A Vancouver Sun article recently offered a few outdated items about salaries paid to executives of the British Columbia Investment Management Corportion (BCimc). It was a public relations piece devoid of detail, dictated to a Postmedia stenographer. That was followed with a letter to the editor from a pension investment industry insider, not identified as such by the Sun, who gave unreserved applause to BCimc managers.
A source tells me that senior investment executives in Victoria again enjoyed large wage increases in the fiscal year now ending so they’re trying to spin news that BC’s highest paid civil servants are in fact underpaid.
If we had an energetic and inquiring corporate press, citizens would have much more knowledge about workings of the group that manages British Columbia pension funds.
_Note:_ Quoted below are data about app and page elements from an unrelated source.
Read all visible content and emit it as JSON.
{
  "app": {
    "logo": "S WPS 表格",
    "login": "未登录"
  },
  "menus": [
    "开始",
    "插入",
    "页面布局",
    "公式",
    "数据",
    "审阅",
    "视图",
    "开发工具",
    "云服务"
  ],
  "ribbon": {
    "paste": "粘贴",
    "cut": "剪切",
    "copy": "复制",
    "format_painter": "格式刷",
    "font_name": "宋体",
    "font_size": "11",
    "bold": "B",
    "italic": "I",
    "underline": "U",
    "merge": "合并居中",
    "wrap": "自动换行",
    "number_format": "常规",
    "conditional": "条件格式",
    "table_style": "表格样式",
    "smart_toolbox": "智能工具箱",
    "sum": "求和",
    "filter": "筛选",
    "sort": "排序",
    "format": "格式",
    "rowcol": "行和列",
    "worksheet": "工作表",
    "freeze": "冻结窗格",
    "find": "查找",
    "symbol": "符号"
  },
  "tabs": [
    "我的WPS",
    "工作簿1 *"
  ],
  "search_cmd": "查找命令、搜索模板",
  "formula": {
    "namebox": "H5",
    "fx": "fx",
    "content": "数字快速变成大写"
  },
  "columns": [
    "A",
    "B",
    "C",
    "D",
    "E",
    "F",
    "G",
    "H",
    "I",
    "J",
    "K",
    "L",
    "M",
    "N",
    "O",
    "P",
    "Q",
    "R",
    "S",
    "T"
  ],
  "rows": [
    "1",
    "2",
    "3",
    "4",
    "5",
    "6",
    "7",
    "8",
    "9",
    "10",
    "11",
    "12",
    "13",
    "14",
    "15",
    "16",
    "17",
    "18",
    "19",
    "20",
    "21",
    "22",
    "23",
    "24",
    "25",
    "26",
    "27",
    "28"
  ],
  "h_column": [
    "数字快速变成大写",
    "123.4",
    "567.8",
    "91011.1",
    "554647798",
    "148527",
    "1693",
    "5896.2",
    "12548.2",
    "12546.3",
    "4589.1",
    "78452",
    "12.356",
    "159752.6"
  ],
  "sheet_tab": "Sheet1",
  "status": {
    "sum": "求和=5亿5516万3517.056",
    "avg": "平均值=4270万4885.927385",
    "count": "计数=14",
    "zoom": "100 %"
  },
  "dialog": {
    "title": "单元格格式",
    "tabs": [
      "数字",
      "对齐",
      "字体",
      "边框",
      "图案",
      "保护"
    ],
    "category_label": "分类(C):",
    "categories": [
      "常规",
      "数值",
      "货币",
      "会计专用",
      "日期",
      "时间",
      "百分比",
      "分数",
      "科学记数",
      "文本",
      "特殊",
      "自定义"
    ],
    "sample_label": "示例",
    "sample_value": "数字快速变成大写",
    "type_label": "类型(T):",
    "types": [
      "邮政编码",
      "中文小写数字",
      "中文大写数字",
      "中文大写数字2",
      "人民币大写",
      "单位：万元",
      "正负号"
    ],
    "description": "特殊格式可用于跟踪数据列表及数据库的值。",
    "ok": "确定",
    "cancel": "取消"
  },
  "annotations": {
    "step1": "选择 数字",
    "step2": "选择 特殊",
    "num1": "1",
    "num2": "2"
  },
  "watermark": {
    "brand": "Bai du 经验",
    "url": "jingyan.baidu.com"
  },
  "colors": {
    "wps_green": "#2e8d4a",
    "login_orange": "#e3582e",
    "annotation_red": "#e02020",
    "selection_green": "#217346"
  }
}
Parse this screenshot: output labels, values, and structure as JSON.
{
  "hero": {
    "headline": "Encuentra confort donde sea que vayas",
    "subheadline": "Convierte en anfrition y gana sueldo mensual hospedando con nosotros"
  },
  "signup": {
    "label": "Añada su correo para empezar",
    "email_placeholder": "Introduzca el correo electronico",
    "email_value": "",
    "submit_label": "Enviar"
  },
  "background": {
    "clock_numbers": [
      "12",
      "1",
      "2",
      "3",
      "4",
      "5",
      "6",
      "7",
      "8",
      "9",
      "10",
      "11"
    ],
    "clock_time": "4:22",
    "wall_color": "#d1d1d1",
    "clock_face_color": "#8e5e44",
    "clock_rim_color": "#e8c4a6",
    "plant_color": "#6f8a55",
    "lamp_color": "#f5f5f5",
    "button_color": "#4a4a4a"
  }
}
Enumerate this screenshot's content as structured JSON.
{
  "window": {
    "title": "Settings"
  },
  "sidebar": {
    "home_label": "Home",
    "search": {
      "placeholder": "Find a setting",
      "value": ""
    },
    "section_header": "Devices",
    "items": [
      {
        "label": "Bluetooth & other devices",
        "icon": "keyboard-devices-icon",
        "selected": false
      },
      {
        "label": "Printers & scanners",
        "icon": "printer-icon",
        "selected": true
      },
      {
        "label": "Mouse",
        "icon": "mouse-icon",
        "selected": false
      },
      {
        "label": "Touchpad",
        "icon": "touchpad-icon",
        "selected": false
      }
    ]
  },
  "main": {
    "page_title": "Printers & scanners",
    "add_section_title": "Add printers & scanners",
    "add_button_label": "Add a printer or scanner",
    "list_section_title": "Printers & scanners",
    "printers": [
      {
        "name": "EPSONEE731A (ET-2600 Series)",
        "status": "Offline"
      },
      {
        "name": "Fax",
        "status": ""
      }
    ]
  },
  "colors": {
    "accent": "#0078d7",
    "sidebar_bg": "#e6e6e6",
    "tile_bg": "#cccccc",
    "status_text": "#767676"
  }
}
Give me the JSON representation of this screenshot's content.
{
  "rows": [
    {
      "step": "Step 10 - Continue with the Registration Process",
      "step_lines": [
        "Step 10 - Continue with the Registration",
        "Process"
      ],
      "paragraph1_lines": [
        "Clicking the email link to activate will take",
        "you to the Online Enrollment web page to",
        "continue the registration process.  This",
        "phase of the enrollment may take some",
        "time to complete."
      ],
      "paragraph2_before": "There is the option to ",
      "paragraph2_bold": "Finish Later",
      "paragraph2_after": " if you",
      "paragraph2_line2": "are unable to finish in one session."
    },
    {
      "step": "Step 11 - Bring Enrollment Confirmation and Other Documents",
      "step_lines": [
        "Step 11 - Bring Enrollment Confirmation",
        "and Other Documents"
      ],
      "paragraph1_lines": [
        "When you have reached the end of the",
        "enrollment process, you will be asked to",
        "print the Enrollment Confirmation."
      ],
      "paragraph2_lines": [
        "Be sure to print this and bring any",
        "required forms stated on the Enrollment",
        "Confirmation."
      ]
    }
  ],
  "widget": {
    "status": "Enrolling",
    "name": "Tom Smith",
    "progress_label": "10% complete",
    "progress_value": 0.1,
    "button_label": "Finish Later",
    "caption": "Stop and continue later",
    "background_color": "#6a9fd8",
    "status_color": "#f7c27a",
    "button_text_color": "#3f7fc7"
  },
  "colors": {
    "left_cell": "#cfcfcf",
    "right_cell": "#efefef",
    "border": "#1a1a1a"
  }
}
Regular readers won’t be surprised that I write again about BCimc and that my work isn’t aimed at giving comfort and support to Doug Pearce and colleagues.
As with ferries, neighbors offer a reasonable comparator for the evaluation of a public BC organization. Washington State Investment Board (WSIB) manages a fund of $90 billion while BCimc has $100 billion in its coffers. The Americans run a very tight ship and have dispensed with fancy offices and even fancier remuneration and expense packages. The top five WSIB executives earn less than a quarter of BCimc’s top five. If I could show you details of the top 20 at each shop, the fraction would be even lower.
Other than leading the world in bitumen and beaver pelts, Canada appears to lead the way in salaries paid to public sector mandarins. The BBC offers a full list of the UK’s top-paid civil servants. According to The Telegraph newspaper, last year’s highest paid public official in Britain was Ian Nolan, an investment manager who earned £330,000 a year, about one third of Doug Pearce’s total remuneration.
Clearly, the BC government has no risk of losing senior officials to European or American recruiters.
Part of the BC Liberal spin is that wise heads in Victoria are doing such an extraordinary job, adding value over and above targeted amounts. (Moving targets, as usual.) Truth is that in three years ended March 31, 2013, BCimc averaged 9.5% per annum. Not bad, but our friends at WSIB earned 12.7 p.a. in the three years ended June 30 2013.
Had BCimc earned that higher rate of return, funds income over three years would have been $10 billion higher. You won’t be reading that at a Postmedia newspaper. Nor will you read that directors of the BC organization, unlike Washington counterparts, are paid handsomely for quiet attendance at a handful of meetings each year.
Another worry is that a cash rich company with ineffective oversight and almost no transparency or public accountability is ripe picking for unscrupulous villains. Rogues often work in gangs. There’s a horde of high paid officers at BCimc – twelve vice-presidents plus a chief operating officer and a chief executive officer. WSIB’s top officials are an executive director and a chief investment officer. Even their chief financial officer rates a salary under $200,000.
|Restraint in the Land of Not-Net-Zero|
Note: In 2007 and 2008, CEO Doug Pearce had average earnings of $662,775. In 2012 and 2013, Pearce averaged $1,421,535.
In 2007 and 2008, VP Lincoln Webb had average earnings of $283,764. In 2012 and 2013, Webb averaged $941,354.
In 2007 and 2008, British Columbia Investment Management Corporation averaged earnings of 11.85%. In 2012 and 2013, BCimc averaged 7.7%
The sign on the boardroom door should read,
“Heads we win. Tails you lose.”
Categories: BC Investment